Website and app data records

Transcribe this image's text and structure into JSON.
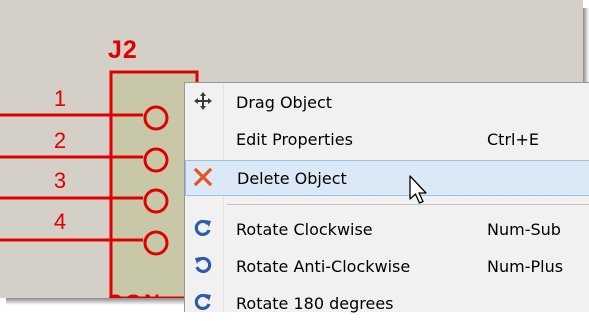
{
  "part": {
    "reference": "J2",
    "pins": [
      "1",
      "2",
      "3",
      "4"
    ],
    "bottom_text": "CON"
  },
  "context_menu": {
    "items": [
      {
        "label": "Drag Object",
        "shortcut": "",
        "icon": "move-arrows-icon"
      },
      {
        "label": "Edit Properties",
        "shortcut": "Ctrl+E",
        "icon": ""
      },
      {
        "label": "Delete Object",
        "shortcut": "",
        "icon": "delete-x-icon"
      },
      {
        "label": "Rotate Clockwise",
        "shortcut": "Num-Sub",
        "icon": "rotate-clockwise-icon"
      },
      {
        "label": "Rotate Anti-Clockwise",
        "shortcut": "Num-Plus",
        "icon": "rotate-anticlockwise-icon"
      },
      {
        "label": "Rotate 180 degrees",
        "shortcut": "",
        "icon": "rotate-180-icon"
      }
    ],
    "hovered_item": "Delete Object"
  },
  "colors": {
    "schematic_red": "#e00000",
    "component_fill": "#c8c8a8",
    "background": "#d4d0c8",
    "menu_background": "#f1f1f1",
    "hover_background": "#dbe9f7",
    "hover_border": "#99c2ea",
    "icon_blue": "#2a5ea8",
    "icon_orange": "#e8541e"
  }
}
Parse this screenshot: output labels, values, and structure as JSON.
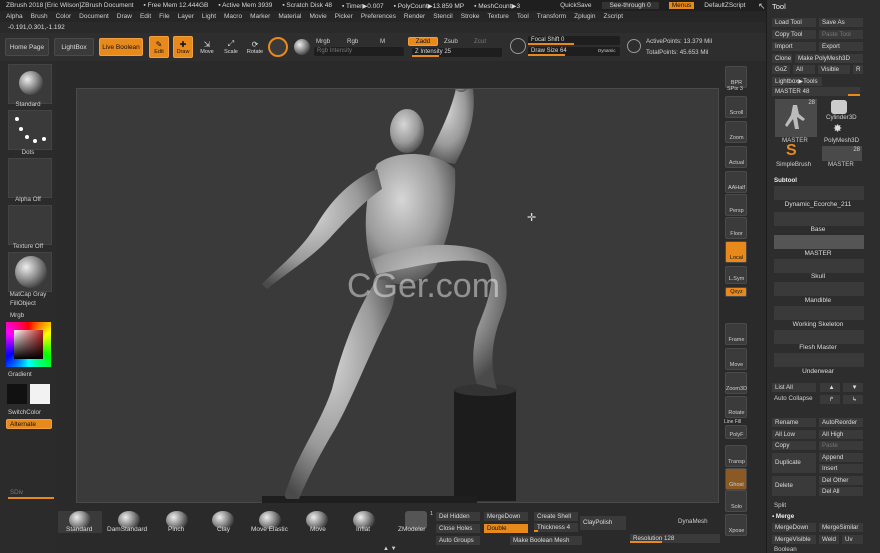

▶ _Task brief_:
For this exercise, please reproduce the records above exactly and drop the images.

▶ _Task response_:
Transcribe this image's text and structure into JSON.
{
  "part": {
    "reference": "J2",
    "pins": [
      "1",
      "2",
      "3",
      "4"
    ],
    "bottom_text": "CON"
  },
  "context_menu": {
    "items": [
      {
        "label": "Drag Object",
        "shortcut": "",
        "icon": "move-arrows-icon"
      },
      {
        "label": "Edit Properties",
        "shortcut": "Ctrl+E",
        "icon": ""
      },
      {
        "label": "Delete Object",
        "shortcut": "",
        "icon": "delete-x-icon"
      },
      {
        "label": "Rotate Clockwise",
        "shortcut": "Num-Sub",
        "icon": "rotate-clockwise-icon"
      },
      {
        "label": "Rotate Anti-Clockwise",
        "shortcut": "Num-Plus",
        "icon": "rotate-anticlockwise-icon"
      },
      {
        "label": "Rotate 180 degrees",
        "shortcut": "",
        "icon": "rotate-180-icon"
      }
    ],
    "hovered_item": "Delete Object"
  },
  "colors": {
    "schematic_red": "#e00000",
    "component_fill": "#c8c8a8",
    "background": "#d4d0c8",
    "menu_background": "#f1f1f1",
    "hover_background": "#dbe9f7",
    "hover_border": "#99c2ea",
    "icon_blue": "#2a5ea8",
    "icon_orange": "#e8541e"
  }
}
Parse this screenshot: output labels, values, and structure as JSON.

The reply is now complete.